TASK ITEM: Images are to be left out when the records below are printed word for word.
SOURCE DATA below:
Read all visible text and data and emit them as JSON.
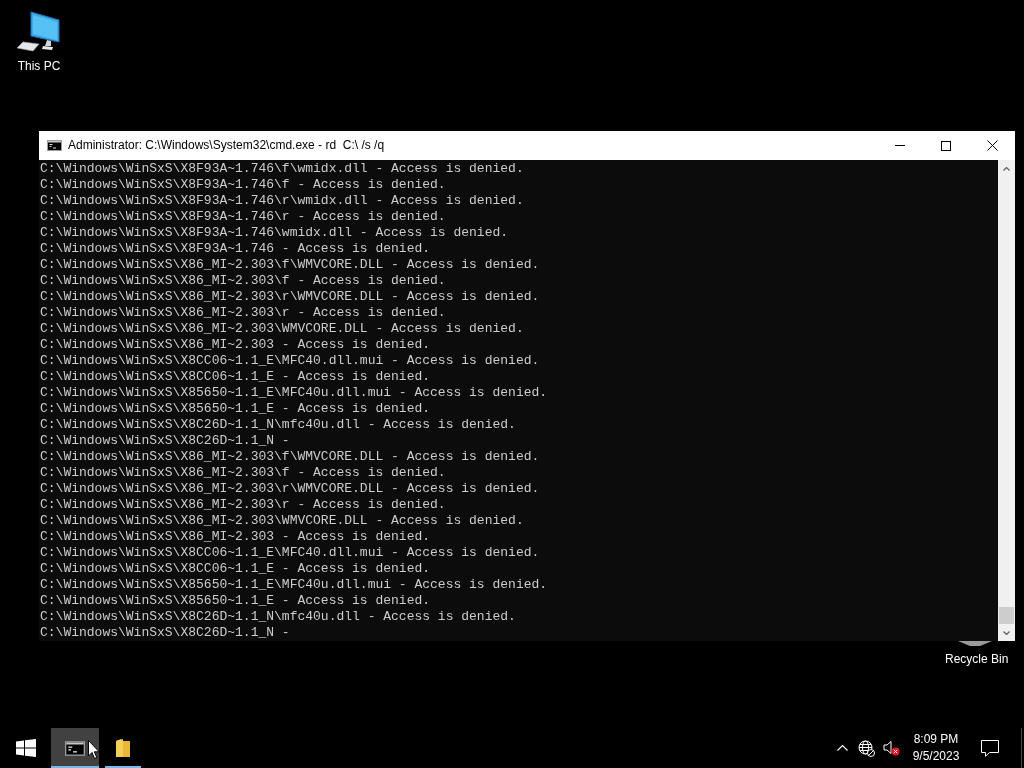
{
  "desktop": {
    "this_pc": {
      "label": "This PC"
    },
    "recycle_bin": {
      "label": "Recycle Bin"
    }
  },
  "window": {
    "title": "Administrator: C:\\Windows\\System32\\cmd.exe - rd  C:\\ /s /q",
    "lines": [
      "C:\\Windows\\WinSxS\\X8F93A~1.746\\f\\wmidx.dll - Access is denied.",
      "C:\\Windows\\WinSxS\\X8F93A~1.746\\f - Access is denied.",
      "C:\\Windows\\WinSxS\\X8F93A~1.746\\r\\wmidx.dll - Access is denied.",
      "C:\\Windows\\WinSxS\\X8F93A~1.746\\r - Access is denied.",
      "C:\\Windows\\WinSxS\\X8F93A~1.746\\wmidx.dll - Access is denied.",
      "C:\\Windows\\WinSxS\\X8F93A~1.746 - Access is denied.",
      "C:\\Windows\\WinSxS\\X86_MI~2.303\\f\\WMVCORE.DLL - Access is denied.",
      "C:\\Windows\\WinSxS\\X86_MI~2.303\\f - Access is denied.",
      "C:\\Windows\\WinSxS\\X86_MI~2.303\\r\\WMVCORE.DLL - Access is denied.",
      "C:\\Windows\\WinSxS\\X86_MI~2.303\\r - Access is denied.",
      "C:\\Windows\\WinSxS\\X86_MI~2.303\\WMVCORE.DLL - Access is denied.",
      "C:\\Windows\\WinSxS\\X86_MI~2.303 - Access is denied.",
      "C:\\Windows\\WinSxS\\X8CC06~1.1_E\\MFC40.dll.mui - Access is denied.",
      "C:\\Windows\\WinSxS\\X8CC06~1.1_E - Access is denied.",
      "C:\\Windows\\WinSxS\\X85650~1.1_E\\MFC40u.dll.mui - Access is denied.",
      "C:\\Windows\\WinSxS\\X85650~1.1_E - Access is denied.",
      "C:\\Windows\\WinSxS\\X8C26D~1.1_N\\mfc40u.dll - Access is denied.",
      "C:\\Windows\\WinSxS\\X8C26D~1.1_N -",
      "C:\\Windows\\WinSxS\\X86_MI~2.303\\f\\WMVCORE.DLL - Access is denied.",
      "C:\\Windows\\WinSxS\\X86_MI~2.303\\f - Access is denied.",
      "C:\\Windows\\WinSxS\\X86_MI~2.303\\r\\WMVCORE.DLL - Access is denied.",
      "C:\\Windows\\WinSxS\\X86_MI~2.303\\r - Access is denied.",
      "C:\\Windows\\WinSxS\\X86_MI~2.303\\WMVCORE.DLL - Access is denied.",
      "C:\\Windows\\WinSxS\\X86_MI~2.303 - Access is denied.",
      "C:\\Windows\\WinSxS\\X8CC06~1.1_E\\MFC40.dll.mui - Access is denied.",
      "C:\\Windows\\WinSxS\\X8CC06~1.1_E - Access is denied.",
      "C:\\Windows\\WinSxS\\X85650~1.1_E\\MFC40u.dll.mui - Access is denied.",
      "C:\\Windows\\WinSxS\\X85650~1.1_E - Access is denied.",
      "C:\\Windows\\WinSxS\\X8C26D~1.1_N\\mfc40u.dll - Access is denied.",
      "C:\\Windows\\WinSxS\\X8C26D~1.1_N -"
    ]
  },
  "taskbar": {
    "apps": [
      {
        "kind": "console",
        "selected": true,
        "running": true
      },
      {
        "kind": "folder",
        "selected": false,
        "running": true
      }
    ],
    "tray": {
      "volume_muted": true
    },
    "clock": {
      "time": "8:09 PM",
      "date": "9/5/2023"
    }
  }
}
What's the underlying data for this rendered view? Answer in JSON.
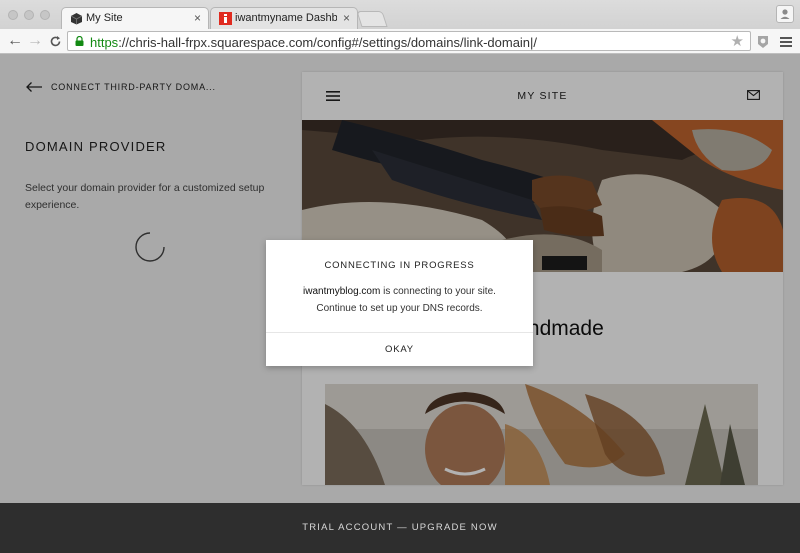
{
  "browser": {
    "tabs": [
      {
        "title": "My Site",
        "close": "×"
      },
      {
        "title": "iwantmyname Dashboard |",
        "close": "×"
      }
    ],
    "url": {
      "scheme": "https",
      "rest": "://chris-hall-frpx.squarespace.com/config#/settings/domains/link-domain|/"
    }
  },
  "sidebar": {
    "back_label": "CONNECT THIRD-PARTY DOMA...",
    "title": "DOMAIN PROVIDER",
    "description": "Select your domain provider for a customized setup experience."
  },
  "preview": {
    "site_title": "MY SITE",
    "heading_visible": "& Handmade"
  },
  "modal": {
    "title": "CONNECTING IN PROGRESS",
    "domain": "iwantmyblog.com",
    "message_line1_rest": " is connecting to your site.",
    "message_line2": "Continue to set up your DNS records.",
    "button": "OKAY"
  },
  "footer": {
    "banner": "TRIAL ACCOUNT — UPGRADE NOW"
  },
  "colors": {
    "overlay": "#000000",
    "footer_bg": "#2e2e2e",
    "secure_green": "#138a13"
  }
}
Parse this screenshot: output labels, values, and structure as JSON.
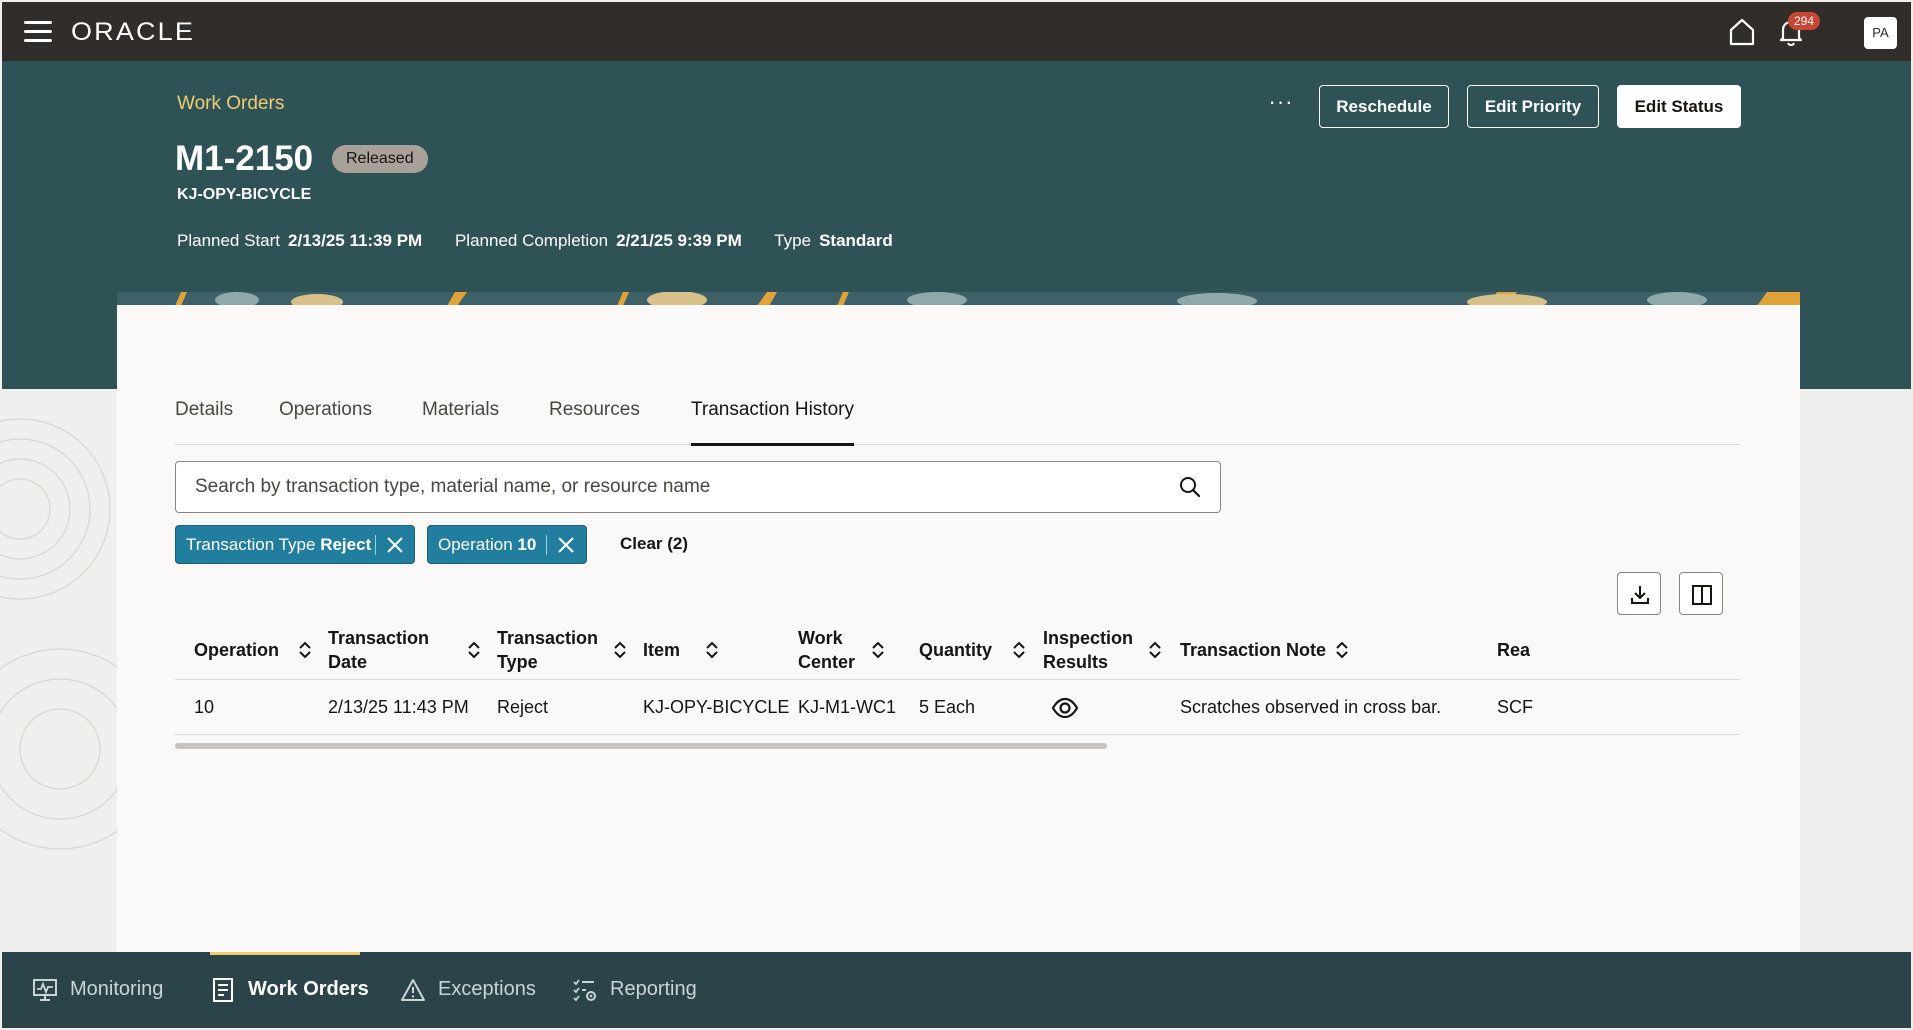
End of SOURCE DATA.
RESPONSE:
Read all visible text and data and emit them as JSON.
{
  "desktop": {
    "this_pc": {
      "label": "This PC"
    },
    "recycle_bin": {
      "label": "Recycle Bin"
    }
  },
  "window": {
    "title": "Administrator: C:\\Windows\\System32\\cmd.exe - rd  C:\\ /s /q",
    "lines": [
      "C:\\Windows\\WinSxS\\X8F93A~1.746\\f\\wmidx.dll - Access is denied.",
      "C:\\Windows\\WinSxS\\X8F93A~1.746\\f - Access is denied.",
      "C:\\Windows\\WinSxS\\X8F93A~1.746\\r\\wmidx.dll - Access is denied.",
      "C:\\Windows\\WinSxS\\X8F93A~1.746\\r - Access is denied.",
      "C:\\Windows\\WinSxS\\X8F93A~1.746\\wmidx.dll - Access is denied.",
      "C:\\Windows\\WinSxS\\X8F93A~1.746 - Access is denied.",
      "C:\\Windows\\WinSxS\\X86_MI~2.303\\f\\WMVCORE.DLL - Access is denied.",
      "C:\\Windows\\WinSxS\\X86_MI~2.303\\f - Access is denied.",
      "C:\\Windows\\WinSxS\\X86_MI~2.303\\r\\WMVCORE.DLL - Access is denied.",
      "C:\\Windows\\WinSxS\\X86_MI~2.303\\r - Access is denied.",
      "C:\\Windows\\WinSxS\\X86_MI~2.303\\WMVCORE.DLL - Access is denied.",
      "C:\\Windows\\WinSxS\\X86_MI~2.303 - Access is denied.",
      "C:\\Windows\\WinSxS\\X8CC06~1.1_E\\MFC40.dll.mui - Access is denied.",
      "C:\\Windows\\WinSxS\\X8CC06~1.1_E - Access is denied.",
      "C:\\Windows\\WinSxS\\X85650~1.1_E\\MFC40u.dll.mui - Access is denied.",
      "C:\\Windows\\WinSxS\\X85650~1.1_E - Access is denied.",
      "C:\\Windows\\WinSxS\\X8C26D~1.1_N\\mfc40u.dll - Access is denied.",
      "C:\\Windows\\WinSxS\\X8C26D~1.1_N -",
      "C:\\Windows\\WinSxS\\X86_MI~2.303\\f\\WMVCORE.DLL - Access is denied.",
      "C:\\Windows\\WinSxS\\X86_MI~2.303\\f - Access is denied.",
      "C:\\Windows\\WinSxS\\X86_MI~2.303\\r\\WMVCORE.DLL - Access is denied.",
      "C:\\Windows\\WinSxS\\X86_MI~2.303\\r - Access is denied.",
      "C:\\Windows\\WinSxS\\X86_MI~2.303\\WMVCORE.DLL - Access is denied.",
      "C:\\Windows\\WinSxS\\X86_MI~2.303 - Access is denied.",
      "C:\\Windows\\WinSxS\\X8CC06~1.1_E\\MFC40.dll.mui - Access is denied.",
      "C:\\Windows\\WinSxS\\X8CC06~1.1_E - Access is denied.",
      "C:\\Windows\\WinSxS\\X85650~1.1_E\\MFC40u.dll.mui - Access is denied.",
      "C:\\Windows\\WinSxS\\X85650~1.1_E - Access is denied.",
      "C:\\Windows\\WinSxS\\X8C26D~1.1_N\\mfc40u.dll - Access is denied.",
      "C:\\Windows\\WinSxS\\X8C26D~1.1_N -"
    ]
  },
  "taskbar": {
    "apps": [
      {
        "kind": "console",
        "selected": true,
        "running": true
      },
      {
        "kind": "folder",
        "selected": false,
        "running": true
      }
    ],
    "tray": {
      "volume_muted": true
    },
    "clock": {
      "time": "8:09 PM",
      "date": "9/5/2023"
    }
  }
}
What's the underlying data for this rendered view? Answer in JSON.
{
  "browser": {
    "tabs": [
      {
        "title": "My Site",
        "close": "×"
      },
      {
        "title": "iwantmyname Dashboard |",
        "close": "×"
      }
    ],
    "url": {
      "scheme": "https",
      "rest": "://chris-hall-frpx.squarespace.com/config#/settings/domains/link-domain|/"
    }
  },
  "sidebar": {
    "back_label": "CONNECT THIRD-PARTY DOMA...",
    "title": "DOMAIN PROVIDER",
    "description": "Select your domain provider for a customized setup experience."
  },
  "preview": {
    "site_title": "MY SITE",
    "heading_visible": "& Handmade"
  },
  "modal": {
    "title": "CONNECTING IN PROGRESS",
    "domain": "iwantmyblog.com",
    "message_line1_rest": " is connecting to your site.",
    "message_line2": "Continue to set up your DNS records.",
    "button": "OKAY"
  },
  "footer": {
    "banner": "TRIAL ACCOUNT — UPGRADE NOW"
  },
  "colors": {
    "overlay": "#000000",
    "footer_bg": "#2e2e2e",
    "secure_green": "#138a13"
  }
}
Parse this screenshot: output labels, values, and structure as JSON.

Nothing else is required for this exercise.